▶ [TRY IT] Please retype the records below exactly, leaving out any pictures.

▶ [EXCERPTED RECORDS]
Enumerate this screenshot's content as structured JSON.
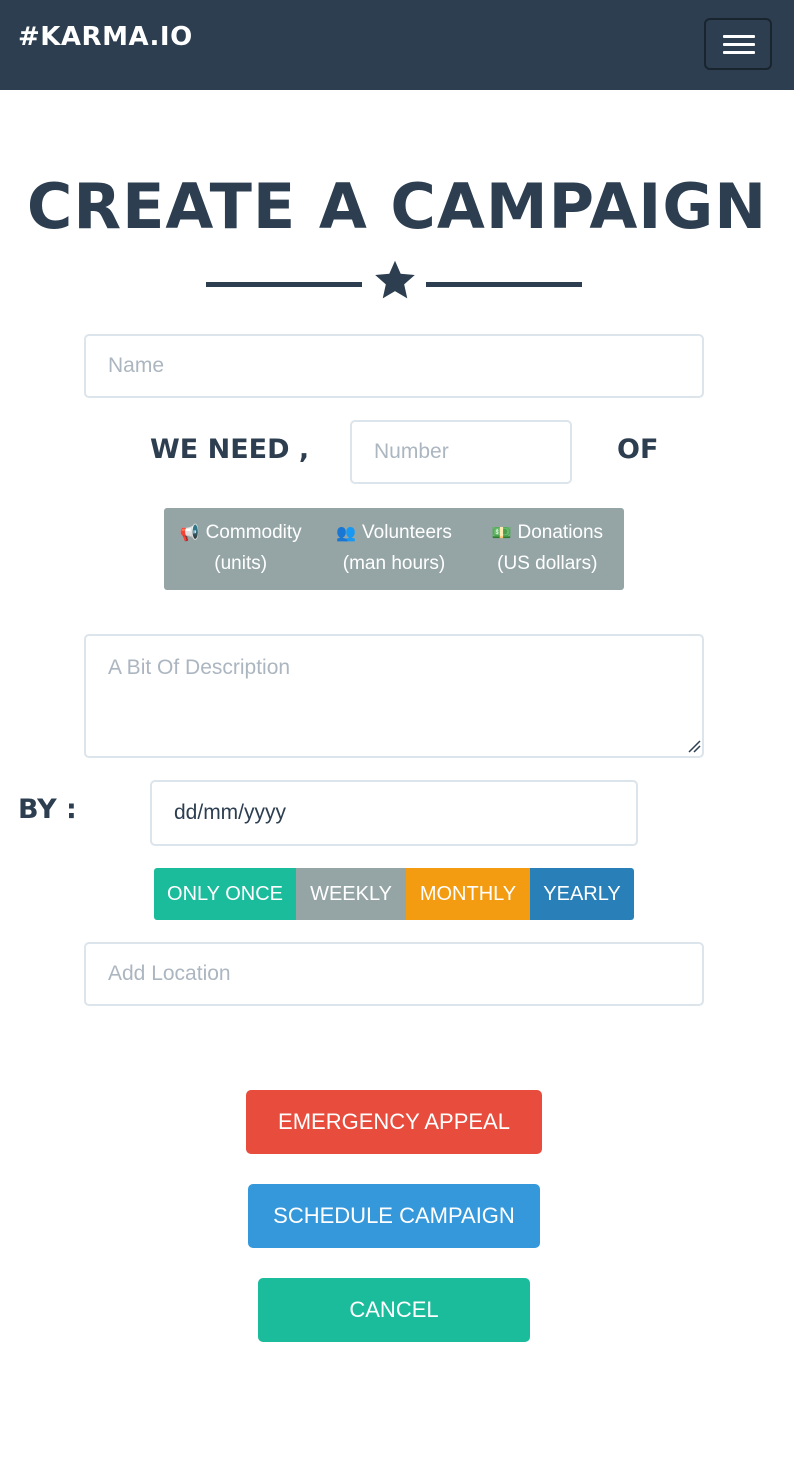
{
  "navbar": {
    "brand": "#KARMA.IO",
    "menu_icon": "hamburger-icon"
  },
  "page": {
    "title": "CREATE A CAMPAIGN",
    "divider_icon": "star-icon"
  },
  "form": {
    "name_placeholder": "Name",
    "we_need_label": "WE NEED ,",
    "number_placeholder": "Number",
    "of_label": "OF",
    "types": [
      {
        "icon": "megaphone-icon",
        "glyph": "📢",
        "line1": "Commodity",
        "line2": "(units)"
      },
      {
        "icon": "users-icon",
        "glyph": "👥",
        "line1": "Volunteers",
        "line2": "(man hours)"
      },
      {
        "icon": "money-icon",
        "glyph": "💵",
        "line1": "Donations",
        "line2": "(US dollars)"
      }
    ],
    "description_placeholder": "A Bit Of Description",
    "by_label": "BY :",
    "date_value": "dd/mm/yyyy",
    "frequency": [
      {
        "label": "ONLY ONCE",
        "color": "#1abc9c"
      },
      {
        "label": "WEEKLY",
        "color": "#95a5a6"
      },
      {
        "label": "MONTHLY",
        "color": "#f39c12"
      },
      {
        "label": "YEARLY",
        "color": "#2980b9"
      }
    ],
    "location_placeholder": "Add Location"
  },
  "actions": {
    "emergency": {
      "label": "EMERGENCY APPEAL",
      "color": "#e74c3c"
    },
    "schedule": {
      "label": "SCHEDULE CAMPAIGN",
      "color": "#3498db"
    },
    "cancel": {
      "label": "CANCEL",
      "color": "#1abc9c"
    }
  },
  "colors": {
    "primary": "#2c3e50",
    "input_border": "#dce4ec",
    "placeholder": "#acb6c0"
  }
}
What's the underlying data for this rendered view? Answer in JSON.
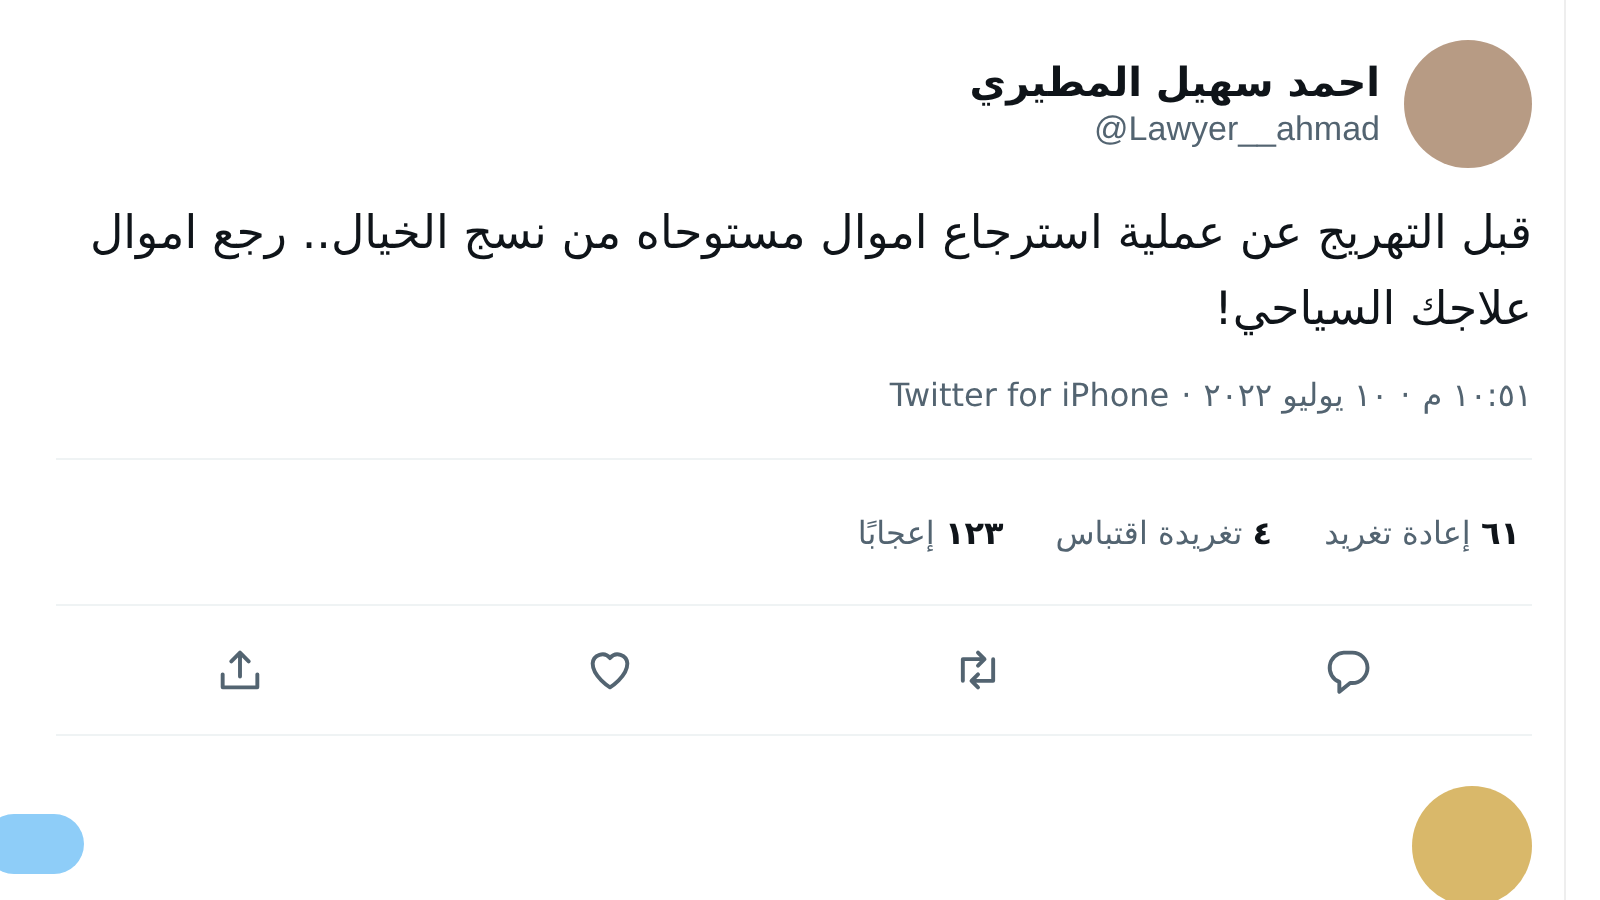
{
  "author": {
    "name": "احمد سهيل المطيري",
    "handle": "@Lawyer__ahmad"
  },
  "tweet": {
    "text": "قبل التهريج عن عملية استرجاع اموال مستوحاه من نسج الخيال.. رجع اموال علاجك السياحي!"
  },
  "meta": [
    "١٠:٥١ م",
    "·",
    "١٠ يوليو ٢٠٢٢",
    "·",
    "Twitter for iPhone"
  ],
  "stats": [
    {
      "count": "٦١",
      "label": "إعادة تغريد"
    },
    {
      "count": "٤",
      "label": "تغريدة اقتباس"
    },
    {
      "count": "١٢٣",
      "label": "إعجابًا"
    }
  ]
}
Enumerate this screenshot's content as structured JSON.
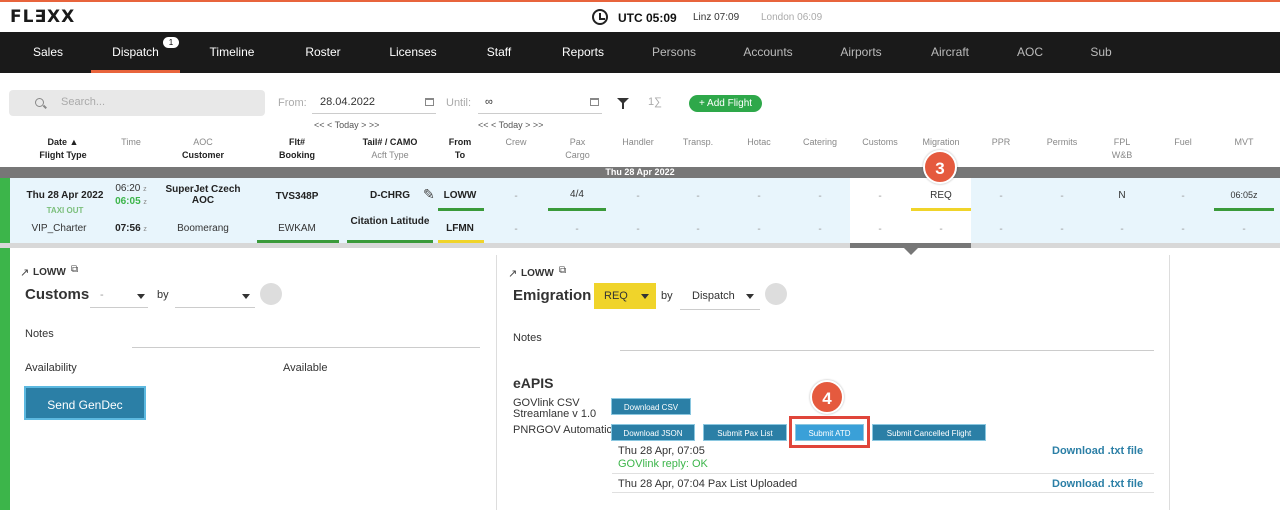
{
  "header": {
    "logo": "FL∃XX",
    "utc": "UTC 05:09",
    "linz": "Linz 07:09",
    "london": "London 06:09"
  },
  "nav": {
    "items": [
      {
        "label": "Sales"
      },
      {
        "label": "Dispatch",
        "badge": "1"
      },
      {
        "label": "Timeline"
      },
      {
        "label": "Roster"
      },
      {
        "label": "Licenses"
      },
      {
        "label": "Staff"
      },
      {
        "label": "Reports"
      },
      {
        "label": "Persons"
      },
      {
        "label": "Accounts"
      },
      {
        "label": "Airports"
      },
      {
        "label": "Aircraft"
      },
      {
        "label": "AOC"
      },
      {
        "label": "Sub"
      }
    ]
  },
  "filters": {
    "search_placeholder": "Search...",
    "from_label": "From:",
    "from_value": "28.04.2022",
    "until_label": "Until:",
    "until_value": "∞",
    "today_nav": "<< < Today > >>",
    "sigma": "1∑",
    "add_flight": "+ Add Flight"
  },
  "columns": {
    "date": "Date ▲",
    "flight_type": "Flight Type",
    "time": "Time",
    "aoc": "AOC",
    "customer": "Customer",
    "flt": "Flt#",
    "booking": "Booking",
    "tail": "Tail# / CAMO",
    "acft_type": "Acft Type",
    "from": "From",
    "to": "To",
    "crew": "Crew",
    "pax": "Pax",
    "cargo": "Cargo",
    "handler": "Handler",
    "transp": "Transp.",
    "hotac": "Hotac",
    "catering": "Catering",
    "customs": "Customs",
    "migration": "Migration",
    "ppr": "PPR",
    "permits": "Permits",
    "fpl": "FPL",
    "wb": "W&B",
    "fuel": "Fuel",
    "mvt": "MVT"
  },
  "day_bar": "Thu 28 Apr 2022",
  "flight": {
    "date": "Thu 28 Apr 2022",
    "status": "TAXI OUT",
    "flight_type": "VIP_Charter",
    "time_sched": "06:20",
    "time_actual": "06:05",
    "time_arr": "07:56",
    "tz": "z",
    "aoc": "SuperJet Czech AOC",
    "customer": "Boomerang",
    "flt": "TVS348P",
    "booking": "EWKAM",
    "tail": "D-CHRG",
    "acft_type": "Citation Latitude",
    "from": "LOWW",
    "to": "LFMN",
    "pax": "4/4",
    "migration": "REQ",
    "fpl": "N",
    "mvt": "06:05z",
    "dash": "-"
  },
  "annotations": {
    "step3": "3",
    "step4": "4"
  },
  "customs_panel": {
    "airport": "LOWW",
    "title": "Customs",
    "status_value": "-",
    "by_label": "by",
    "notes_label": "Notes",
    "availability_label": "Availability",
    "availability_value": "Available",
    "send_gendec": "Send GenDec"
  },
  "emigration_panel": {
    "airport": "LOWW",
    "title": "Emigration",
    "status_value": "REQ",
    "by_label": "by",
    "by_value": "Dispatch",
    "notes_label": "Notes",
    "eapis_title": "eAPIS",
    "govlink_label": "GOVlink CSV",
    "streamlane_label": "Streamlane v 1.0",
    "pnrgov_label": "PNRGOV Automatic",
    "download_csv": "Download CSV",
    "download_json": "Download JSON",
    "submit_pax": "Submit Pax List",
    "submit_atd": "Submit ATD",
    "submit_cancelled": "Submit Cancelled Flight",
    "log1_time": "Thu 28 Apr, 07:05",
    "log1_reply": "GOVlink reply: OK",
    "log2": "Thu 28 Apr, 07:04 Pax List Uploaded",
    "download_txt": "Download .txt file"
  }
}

▶ [YOUR SOLUTION]
Enumerate this screenshot's content as structured JSON.
{
  "navbar": {
    "brand": "#KARMA.IO",
    "menu_icon": "hamburger-icon"
  },
  "page": {
    "title": "CREATE A CAMPAIGN",
    "divider_icon": "star-icon"
  },
  "form": {
    "name_placeholder": "Name",
    "we_need_label": "WE NEED ,",
    "number_placeholder": "Number",
    "of_label": "OF",
    "types": [
      {
        "icon": "megaphone-icon",
        "glyph": "📢",
        "line1": "Commodity",
        "line2": "(units)"
      },
      {
        "icon": "users-icon",
        "glyph": "👥",
        "line1": "Volunteers",
        "line2": "(man hours)"
      },
      {
        "icon": "money-icon",
        "glyph": "💵",
        "line1": "Donations",
        "line2": "(US dollars)"
      }
    ],
    "description_placeholder": "A Bit Of Description",
    "by_label": "BY :",
    "date_value": "dd/mm/yyyy",
    "frequency": [
      {
        "label": "ONLY ONCE",
        "color": "#1abc9c"
      },
      {
        "label": "WEEKLY",
        "color": "#95a5a6"
      },
      {
        "label": "MONTHLY",
        "color": "#f39c12"
      },
      {
        "label": "YEARLY",
        "color": "#2980b9"
      }
    ],
    "location_placeholder": "Add Location"
  },
  "actions": {
    "emergency": {
      "label": "EMERGENCY APPEAL",
      "color": "#e74c3c"
    },
    "schedule": {
      "label": "SCHEDULE CAMPAIGN",
      "color": "#3498db"
    },
    "cancel": {
      "label": "CANCEL",
      "color": "#1abc9c"
    }
  },
  "colors": {
    "primary": "#2c3e50",
    "input_border": "#dce4ec",
    "placeholder": "#acb6c0"
  }
}
What's the underlying data for this rendered view? Answer in JSON.
{
  "author": {
    "name": "احمد سهيل المطيري",
    "handle": "@Lawyer__ahmad"
  },
  "tweet": {
    "text": "قبل التهريج عن عملية استرجاع اموال مستوحاه من نسج الخيال.. رجع اموال علاجك السياحي!"
  },
  "meta": [
    "١٠:٥١ م",
    "·",
    "١٠ يوليو ٢٠٢٢",
    "·",
    "Twitter for iPhone"
  ],
  "stats": [
    {
      "count": "٦١",
      "label": "إعادة تغريد"
    },
    {
      "count": "٤",
      "label": "تغريدة اقتباس"
    },
    {
      "count": "١٢٣",
      "label": "إعجابًا"
    }
  ]
}
Enumerate this screenshot's content as structured JSON.
{
  "header": {
    "logo": "FL∃XX",
    "utc": "UTC 05:09",
    "linz": "Linz 07:09",
    "london": "London 06:09"
  },
  "nav": {
    "items": [
      {
        "label": "Sales"
      },
      {
        "label": "Dispatch",
        "badge": "1"
      },
      {
        "label": "Timeline"
      },
      {
        "label": "Roster"
      },
      {
        "label": "Licenses"
      },
      {
        "label": "Staff"
      },
      {
        "label": "Reports"
      },
      {
        "label": "Persons"
      },
      {
        "label": "Accounts"
      },
      {
        "label": "Airports"
      },
      {
        "label": "Aircraft"
      },
      {
        "label": "AOC"
      },
      {
        "label": "Sub"
      }
    ]
  },
  "filters": {
    "search_placeholder": "Search...",
    "from_label": "From:",
    "from_value": "28.04.2022",
    "until_label": "Until:",
    "until_value": "∞",
    "today_nav": "<< < Today > >>",
    "sigma": "1∑",
    "add_flight": "+ Add Flight"
  },
  "columns": {
    "date": "Date ▲",
    "flight_type": "Flight Type",
    "time": "Time",
    "aoc": "AOC",
    "customer": "Customer",
    "flt": "Flt#",
    "booking": "Booking",
    "tail": "Tail# / CAMO",
    "acft_type": "Acft Type",
    "from": "From",
    "to": "To",
    "crew": "Crew",
    "pax": "Pax",
    "cargo": "Cargo",
    "handler": "Handler",
    "transp": "Transp.",
    "hotac": "Hotac",
    "catering": "Catering",
    "customs": "Customs",
    "migration": "Migration",
    "ppr": "PPR",
    "permits": "Permits",
    "fpl": "FPL",
    "wb": "W&B",
    "fuel": "Fuel",
    "mvt": "MVT"
  },
  "day_bar": "Thu 28 Apr 2022",
  "flight": {
    "date": "Thu 28 Apr 2022",
    "status": "TAXI OUT",
    "flight_type": "VIP_Charter",
    "time_sched": "06:20",
    "time_actual": "06:05",
    "time_arr": "07:56",
    "tz": "z",
    "aoc": "SuperJet Czech AOC",
    "customer": "Boomerang",
    "flt": "TVS348P",
    "booking": "EWKAM",
    "tail": "D-CHRG",
    "acft_type": "Citation Latitude",
    "from": "LOWW",
    "to": "LFMN",
    "pax": "4/4",
    "migration": "REQ",
    "fpl": "N",
    "mvt": "06:05z",
    "dash": "-"
  },
  "annotations": {
    "step3": "3",
    "step4": "4"
  },
  "customs_panel": {
    "airport": "LOWW",
    "title": "Customs",
    "status_value": "-",
    "by_label": "by",
    "notes_label": "Notes",
    "availability_label": "Availability",
    "availability_value": "Available",
    "send_gendec": "Send GenDec"
  },
  "emigration_panel": {
    "airport": "LOWW",
    "title": "Emigration",
    "status_value": "REQ",
    "by_label": "by",
    "by_value": "Dispatch",
    "notes_label": "Notes",
    "eapis_title": "eAPIS",
    "govlink_label": "GOVlink CSV",
    "streamlane_label": "Streamlane v 1.0",
    "pnrgov_label": "PNRGOV Automatic",
    "download_csv": "Download CSV",
    "download_json": "Download JSON",
    "submit_pax": "Submit Pax List",
    "submit_atd": "Submit ATD",
    "submit_cancelled": "Submit Cancelled Flight",
    "log1_time": "Thu 28 Apr, 07:05",
    "log1_reply": "GOVlink reply: OK",
    "log2": "Thu 28 Apr, 07:04 Pax List Uploaded",
    "download_txt": "Download .txt file"
  }
}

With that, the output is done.